Web page and app entries:
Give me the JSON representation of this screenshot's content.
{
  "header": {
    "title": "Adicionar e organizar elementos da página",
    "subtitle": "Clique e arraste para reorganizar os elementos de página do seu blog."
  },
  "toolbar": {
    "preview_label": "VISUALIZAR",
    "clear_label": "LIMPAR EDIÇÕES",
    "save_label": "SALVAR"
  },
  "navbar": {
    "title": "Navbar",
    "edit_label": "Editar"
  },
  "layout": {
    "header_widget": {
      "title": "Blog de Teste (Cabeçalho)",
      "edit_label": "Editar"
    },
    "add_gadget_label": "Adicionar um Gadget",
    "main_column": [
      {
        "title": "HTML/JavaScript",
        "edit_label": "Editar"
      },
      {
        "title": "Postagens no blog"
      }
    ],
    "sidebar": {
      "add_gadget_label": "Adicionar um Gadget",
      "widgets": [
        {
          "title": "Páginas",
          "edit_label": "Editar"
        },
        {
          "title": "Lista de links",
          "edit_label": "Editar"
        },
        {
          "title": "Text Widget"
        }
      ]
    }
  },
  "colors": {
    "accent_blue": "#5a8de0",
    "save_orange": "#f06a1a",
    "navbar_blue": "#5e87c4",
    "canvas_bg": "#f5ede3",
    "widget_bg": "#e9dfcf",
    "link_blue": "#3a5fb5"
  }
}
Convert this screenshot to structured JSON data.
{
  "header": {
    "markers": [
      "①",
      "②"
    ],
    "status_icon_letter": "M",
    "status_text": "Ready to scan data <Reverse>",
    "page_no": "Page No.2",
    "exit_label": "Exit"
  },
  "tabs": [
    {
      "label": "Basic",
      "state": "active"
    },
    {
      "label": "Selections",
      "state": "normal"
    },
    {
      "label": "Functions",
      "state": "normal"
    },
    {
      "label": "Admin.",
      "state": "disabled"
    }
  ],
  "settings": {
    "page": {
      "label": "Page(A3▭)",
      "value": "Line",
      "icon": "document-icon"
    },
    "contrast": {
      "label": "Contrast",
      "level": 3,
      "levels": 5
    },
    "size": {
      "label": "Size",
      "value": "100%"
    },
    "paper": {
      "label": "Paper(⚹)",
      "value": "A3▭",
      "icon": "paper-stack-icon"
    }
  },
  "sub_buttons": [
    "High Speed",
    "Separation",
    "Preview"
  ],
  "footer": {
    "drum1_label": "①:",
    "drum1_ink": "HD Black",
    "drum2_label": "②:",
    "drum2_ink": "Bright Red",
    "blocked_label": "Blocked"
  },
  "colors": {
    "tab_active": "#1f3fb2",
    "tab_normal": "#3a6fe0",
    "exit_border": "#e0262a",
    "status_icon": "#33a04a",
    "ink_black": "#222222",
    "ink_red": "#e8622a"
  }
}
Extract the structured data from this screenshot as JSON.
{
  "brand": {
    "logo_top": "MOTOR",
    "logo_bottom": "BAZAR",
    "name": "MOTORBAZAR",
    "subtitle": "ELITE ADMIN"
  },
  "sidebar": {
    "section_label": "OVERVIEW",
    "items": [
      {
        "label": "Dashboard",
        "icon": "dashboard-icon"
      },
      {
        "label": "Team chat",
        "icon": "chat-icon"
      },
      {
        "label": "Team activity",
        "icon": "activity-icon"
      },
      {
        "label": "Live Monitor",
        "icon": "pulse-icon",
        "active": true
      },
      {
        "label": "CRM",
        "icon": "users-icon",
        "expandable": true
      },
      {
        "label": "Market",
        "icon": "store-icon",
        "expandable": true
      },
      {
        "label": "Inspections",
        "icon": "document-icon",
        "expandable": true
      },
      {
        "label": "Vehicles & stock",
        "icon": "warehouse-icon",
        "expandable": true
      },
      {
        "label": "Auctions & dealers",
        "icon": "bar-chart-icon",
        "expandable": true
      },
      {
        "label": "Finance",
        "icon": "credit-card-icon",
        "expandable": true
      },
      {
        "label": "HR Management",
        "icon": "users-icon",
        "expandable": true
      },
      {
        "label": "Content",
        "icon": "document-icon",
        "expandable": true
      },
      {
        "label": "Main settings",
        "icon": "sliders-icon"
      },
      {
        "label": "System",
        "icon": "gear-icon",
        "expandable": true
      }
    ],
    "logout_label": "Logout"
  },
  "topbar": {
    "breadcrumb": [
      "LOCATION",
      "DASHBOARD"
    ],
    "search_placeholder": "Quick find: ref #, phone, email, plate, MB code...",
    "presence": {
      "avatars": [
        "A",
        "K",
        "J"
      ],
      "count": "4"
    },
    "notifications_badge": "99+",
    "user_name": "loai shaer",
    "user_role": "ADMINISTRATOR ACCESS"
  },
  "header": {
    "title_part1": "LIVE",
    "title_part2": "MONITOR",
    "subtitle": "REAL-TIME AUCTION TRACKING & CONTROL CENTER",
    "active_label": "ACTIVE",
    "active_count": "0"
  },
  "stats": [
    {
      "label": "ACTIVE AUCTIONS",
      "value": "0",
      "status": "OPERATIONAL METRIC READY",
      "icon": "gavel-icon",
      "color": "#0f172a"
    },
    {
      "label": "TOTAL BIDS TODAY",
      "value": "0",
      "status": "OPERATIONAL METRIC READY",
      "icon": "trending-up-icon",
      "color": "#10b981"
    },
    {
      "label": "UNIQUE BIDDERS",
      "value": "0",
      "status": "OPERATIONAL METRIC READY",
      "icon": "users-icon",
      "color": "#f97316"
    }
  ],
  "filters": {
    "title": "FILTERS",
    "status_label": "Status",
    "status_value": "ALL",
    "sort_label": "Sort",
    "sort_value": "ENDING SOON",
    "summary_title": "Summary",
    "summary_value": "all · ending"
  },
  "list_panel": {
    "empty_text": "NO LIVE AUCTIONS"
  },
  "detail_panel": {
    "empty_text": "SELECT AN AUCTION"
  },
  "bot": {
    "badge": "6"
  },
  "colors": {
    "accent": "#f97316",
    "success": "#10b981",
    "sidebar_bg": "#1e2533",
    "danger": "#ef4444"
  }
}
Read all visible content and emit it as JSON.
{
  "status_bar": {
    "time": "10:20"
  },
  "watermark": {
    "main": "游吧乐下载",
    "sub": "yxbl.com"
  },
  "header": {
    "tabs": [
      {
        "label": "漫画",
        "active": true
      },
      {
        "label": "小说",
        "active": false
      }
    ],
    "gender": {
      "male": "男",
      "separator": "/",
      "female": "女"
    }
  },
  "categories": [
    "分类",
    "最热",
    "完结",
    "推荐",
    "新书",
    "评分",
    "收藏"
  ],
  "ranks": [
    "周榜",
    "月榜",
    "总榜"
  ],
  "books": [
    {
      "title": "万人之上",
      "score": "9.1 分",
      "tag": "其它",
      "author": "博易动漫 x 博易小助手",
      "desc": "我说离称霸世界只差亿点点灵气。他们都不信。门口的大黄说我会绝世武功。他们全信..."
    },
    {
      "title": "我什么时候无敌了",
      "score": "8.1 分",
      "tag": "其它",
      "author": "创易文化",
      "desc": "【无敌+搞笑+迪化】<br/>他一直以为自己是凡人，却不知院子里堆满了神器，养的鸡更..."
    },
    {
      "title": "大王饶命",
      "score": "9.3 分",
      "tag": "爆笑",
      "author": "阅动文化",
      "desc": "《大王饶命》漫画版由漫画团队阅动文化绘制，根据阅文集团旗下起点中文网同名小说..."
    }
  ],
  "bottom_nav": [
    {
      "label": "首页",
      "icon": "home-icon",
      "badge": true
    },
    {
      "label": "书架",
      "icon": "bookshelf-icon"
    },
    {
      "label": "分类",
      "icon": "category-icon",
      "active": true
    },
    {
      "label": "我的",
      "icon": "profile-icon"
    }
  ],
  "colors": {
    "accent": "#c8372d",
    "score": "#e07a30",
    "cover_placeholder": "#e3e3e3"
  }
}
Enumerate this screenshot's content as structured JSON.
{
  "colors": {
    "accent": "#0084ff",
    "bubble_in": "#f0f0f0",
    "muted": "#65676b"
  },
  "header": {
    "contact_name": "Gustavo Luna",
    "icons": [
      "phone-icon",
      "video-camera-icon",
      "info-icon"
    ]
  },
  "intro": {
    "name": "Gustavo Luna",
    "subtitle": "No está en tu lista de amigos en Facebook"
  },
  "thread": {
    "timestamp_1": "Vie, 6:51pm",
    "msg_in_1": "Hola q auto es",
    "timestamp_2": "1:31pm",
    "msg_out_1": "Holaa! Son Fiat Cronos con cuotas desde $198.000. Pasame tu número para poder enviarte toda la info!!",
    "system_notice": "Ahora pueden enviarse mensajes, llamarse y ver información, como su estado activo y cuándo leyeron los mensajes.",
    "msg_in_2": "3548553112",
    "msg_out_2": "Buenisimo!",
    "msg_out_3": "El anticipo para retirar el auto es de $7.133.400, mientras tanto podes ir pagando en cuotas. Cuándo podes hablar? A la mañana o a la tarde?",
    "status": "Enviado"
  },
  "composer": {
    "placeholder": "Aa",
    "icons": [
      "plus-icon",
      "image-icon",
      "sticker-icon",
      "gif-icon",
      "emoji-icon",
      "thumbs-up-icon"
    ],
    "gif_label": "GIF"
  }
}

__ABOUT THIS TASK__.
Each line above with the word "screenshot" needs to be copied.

__EXERCISE ANSWER__.
Give me the JSON representation of this screenshot's content.
Convert this screenshot to structured JSON data.
Extract the structured data from this screenshot as JSON.
Enumerate this screenshot's content as structured JSON.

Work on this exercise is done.